- Edison Electric Institute and American Gas Association– EEI and AGA asked the Commission to issue a declaratory ruling that a “utility customer’s provision of a telephone number, including a cellphone number, to an energy utility satisfies the TCPA consent requirements for such customer to receive non-telemarketing, informational calls at that number related to the customer’s utility service.” The petition noted that although the Commission has previously indicated that certain communications from a utility company to its customers are exempt from the TCPA’s consent requirements (i.e., for emergency communications), it had not issued a “comprehensive statement” on the issue of what consent is required for non-emergency communications from energy utilities. The petition claimed that the absence of such a statement has allowed “an aggressive plaintiffs’ bar” to pursue TCPA litigation against utility companies “that, in a rational world, would kindly be described as absurd.”

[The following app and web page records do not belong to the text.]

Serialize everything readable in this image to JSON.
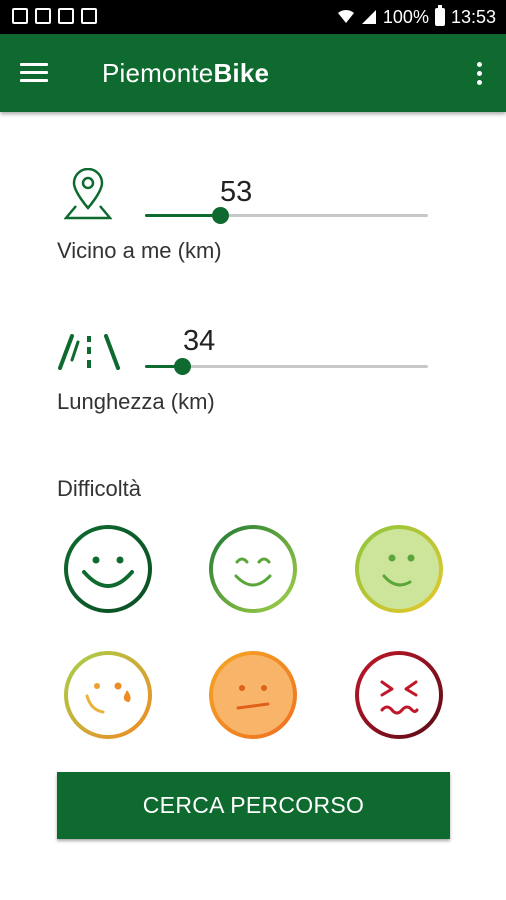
{
  "status_bar": {
    "battery": "100%",
    "time": "13:53"
  },
  "app_bar": {
    "title_part1": "Piemonte",
    "title_part2": "Bike"
  },
  "near_me": {
    "value": "53",
    "label": "Vicino a me (km)",
    "fraction": 0.265
  },
  "length": {
    "value": "34",
    "label": "Lunghezza (km)",
    "fraction": 0.13
  },
  "difficulty": {
    "title": "Difficoltà",
    "levels": [
      {
        "name": "very-easy",
        "ring": "#0e6a2f"
      },
      {
        "name": "easy",
        "ring": "#8cc63e"
      },
      {
        "name": "moderate",
        "ring": "#b9dc5a"
      },
      {
        "name": "medium",
        "ring": "#f0a030"
      },
      {
        "name": "hard",
        "ring": "#f08a24"
      },
      {
        "name": "very-hard",
        "ring": "#a01c2c"
      }
    ]
  },
  "actions": {
    "search": "CERCA PERCORSO"
  },
  "colors": {
    "primary": "#0e6a2f",
    "track": "#c8c8c8"
  }
}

With respect to Blackboard’s petition, the Commission granted in part and denied in part a request to confirm that all autodialed calls made by an educational organization are made for an “emergency purpose,” and therefore would be exempt from the TCPA. Specifically, the Commission determined that “autodialed calls to wireless numbers made necessary by a situation affecting the health and safety of students and faculty are made for an emergency purpose,” while other informational calls (such as reminders of parent-teacher conferences) would not fall under the emergency purpose TCPA exception, and therefore would be subject to prior express consent requirements. Describing this consent, however, the Commission stated that “when a parent/guardian or student provides only their wireless number as a contact to a school, the scope of consent includes communications from the school closely related to the educational mission of the school or to official school activities absent instructions to the contrary from the party who provides the phone number.” (emphasis added). Note: in this passage, the Commission is summarizing prior orders relating to the provision of consent for non-telemarketing calls to wireless numbers. However, the passage creates ambiguity because prior orders discuss any situation in which a consumer provides a wireless number as a contact number; nothing in prior orders suggests that the consent analysis varies based on whether the consumer provided only a wireless number or provided other contact number(s) as well.

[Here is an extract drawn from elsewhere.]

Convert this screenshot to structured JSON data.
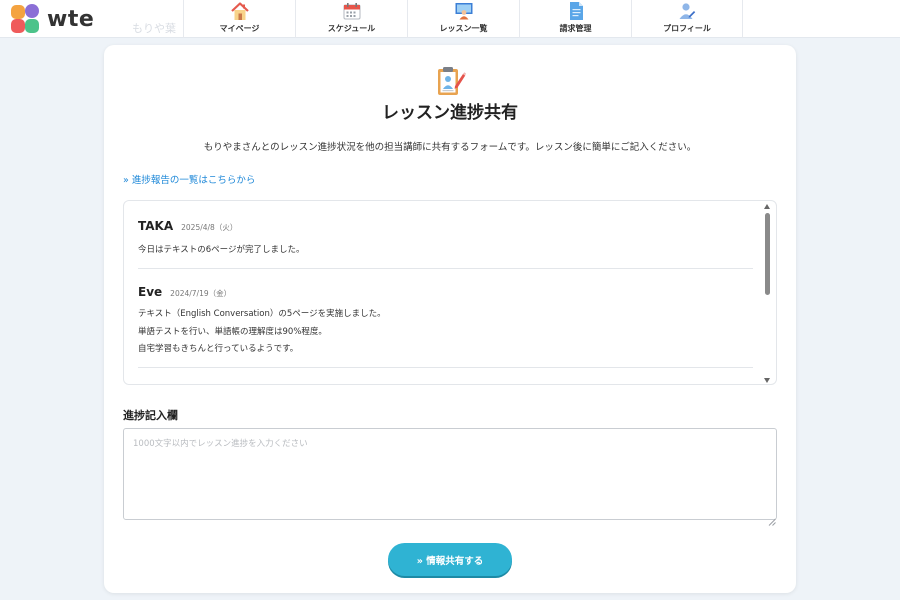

Additionally, the Order denies Blackboard’s request for confirmation that consent transfers after a phone number has been reassigned, finding that such a request is moot in light of the Commission’s statements on reassigned phone numbers in the 2015 Omnibus TCPA Declaratory Ruling.
The Order also extends the “emergency purpose” exemption for school callers to “third parties sending emergency messages, e.g., in cooperation with schools to disseminate time-sensitive alerts … as long as the messages are limited to the emergency at issue and do not include any marketing.” Commissioner Jessica Rosenworcel dissented from this portion of the decision, asserting that “while perhaps unintended, this overbroad conclusion has the potential to become a gaping loophole that multiplies the number of unwanted robocalls consumers receive.”
In its discussion of the EEI/AGA petition, the declaratory ruling similarly found that a customer’s provision of his or her wireless phone number to a utility company constitutes consent to receive certain calls from that utility company about matters related to the service. Such calls can include calls to current customers to warn that failure to make payment will result in service curtailment. The order was clear, however, that “the utility company will bear the burden of showing it obtained the necessary prior express consent.” Additionally, unlike the Blackboard part of the decision, the Commission did not address whether communications sent by utility companies to their customers would fall within the TCPA’s “emergency purpose” exception. (The EEI/AGA petition had originally requested such a statement, but petitioners subsequently withdrew this portion of the request.)